Office of Health Strategy further streamlines approval and licensure process for the state’s hospitals
On the heels of Governor Lamont’s call for hospitals statewide to expand their bed capacity, and in anticipation of an increasing number of COVID-19 patients requiring hospitalization, the Connecticut Office of Healthcare Strategy (OHS) today issued an order further streamlining the approval and licensure process for the state’s hospitals. Effective immediately, hospitals in Connecticut are required to simply complete a notification form, rather than apply for a Certificate of Need waiver.
The intent is to accelerate implementation of emergency planning to address the COVID-19 crisis, provide necessary facilities to meet urgent demand, and still provide OHS a mechanism to track changes.
2-1-1 hotline has handled more than 8,000 live-answer phone calls from Connecticut residents to date
Since launching its special COVID-19 hotline on March 7, United Way 2-1-1 of Connecticut has taken 8,035 live-answer phone calls providing residents with general information regarding the virus, including 674 callers on Tuesday, March 25 alone. To date, the hotline’s pre-recorded messages have been accessed 14,177 times.
Governor Lamont dispels rumors regarding state’s response to COVID-19
The Connecticut Joint Information Center, Untied Way 2-1-1 of Connecticut, and state and local police departments continue receiving phone calls and have seen social media posts with false claims about Connecticut’s borders being ordered to shut down, roads being closed, and a curfew being put into place. Governor Lamont wants to assure Connecticut residents that these rumors are not true.
The governor also wants to remind residents that there is no need to rush to the grocery store to buy items in bulk.

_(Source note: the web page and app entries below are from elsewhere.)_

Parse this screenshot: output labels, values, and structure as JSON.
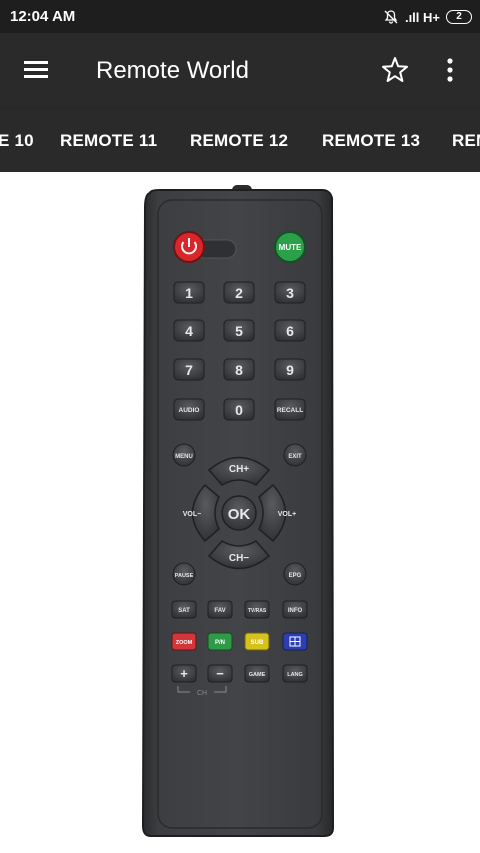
{
  "status": {
    "time": "12:04 AM",
    "network": ".ıll H+",
    "battery": "2"
  },
  "app_bar": {
    "title": "Remote World",
    "icons": [
      "menu-icon",
      "star-icon",
      "more-vert-icon"
    ]
  },
  "tabs": [
    "E 10",
    "REMOTE 11",
    "REMOTE 12",
    "REMOTE 13",
    "REM"
  ],
  "remote": {
    "image_alt": "TV remote control",
    "colors": {
      "power": "#d8262b",
      "mute": "#2aa048",
      "zoom": "#d2353a",
      "pn": "#2f9a47",
      "sub": "#d6c21e",
      "grid": "#2c3eb0"
    },
    "buttons": {
      "mute": "MUTE",
      "digits": [
        "1",
        "2",
        "3",
        "4",
        "5",
        "6",
        "7",
        "8",
        "9",
        "0"
      ],
      "audio": "AUDIO",
      "recall": "RECALL",
      "menu": "MENU",
      "exit": "EXIT",
      "ch_up": "CH+",
      "ch_down": "CH−",
      "vol_down": "VOL−",
      "vol_up": "VOL+",
      "ok": "OK",
      "pause": "PAUSE",
      "epg": "EPG",
      "sat": "SAT",
      "fav": "FAV",
      "tv_ras": "TV/RAS",
      "info": "INFO",
      "zoom": "ZOOM",
      "pn": "P/N",
      "sub": "SUB",
      "plus": "+",
      "minus": "−",
      "ch_label": "CH",
      "game": "GAME",
      "lang": "LANG"
    }
  }
}
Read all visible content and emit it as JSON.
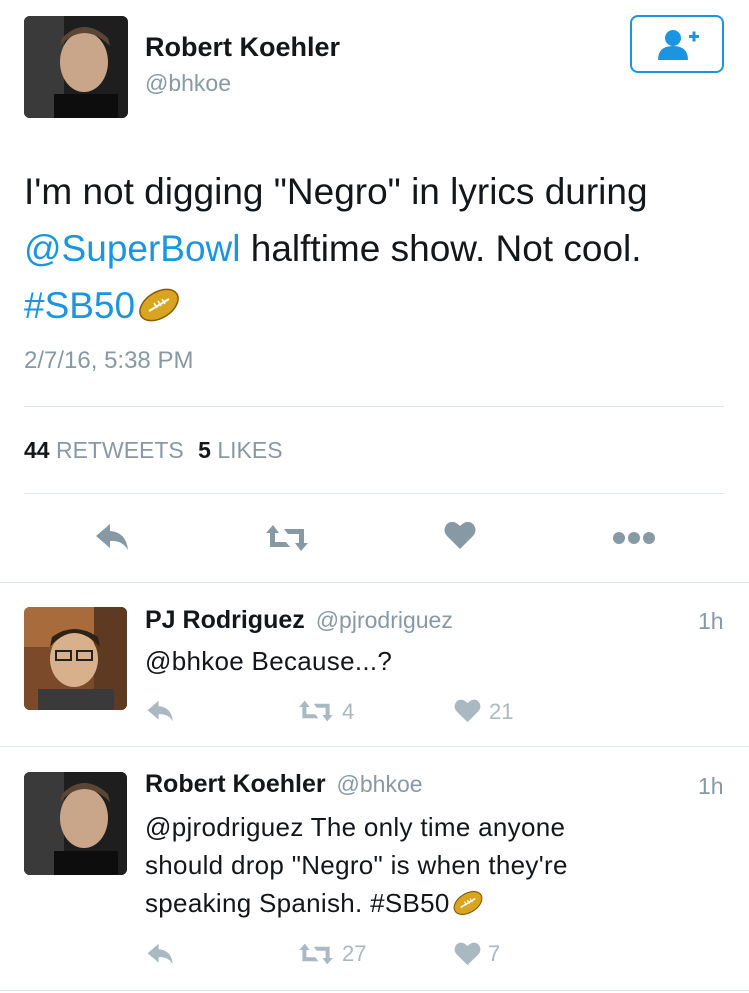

Roads in Connecticut will continue to remain open for these necessary functions, and grocery stores will continue providing services to customers.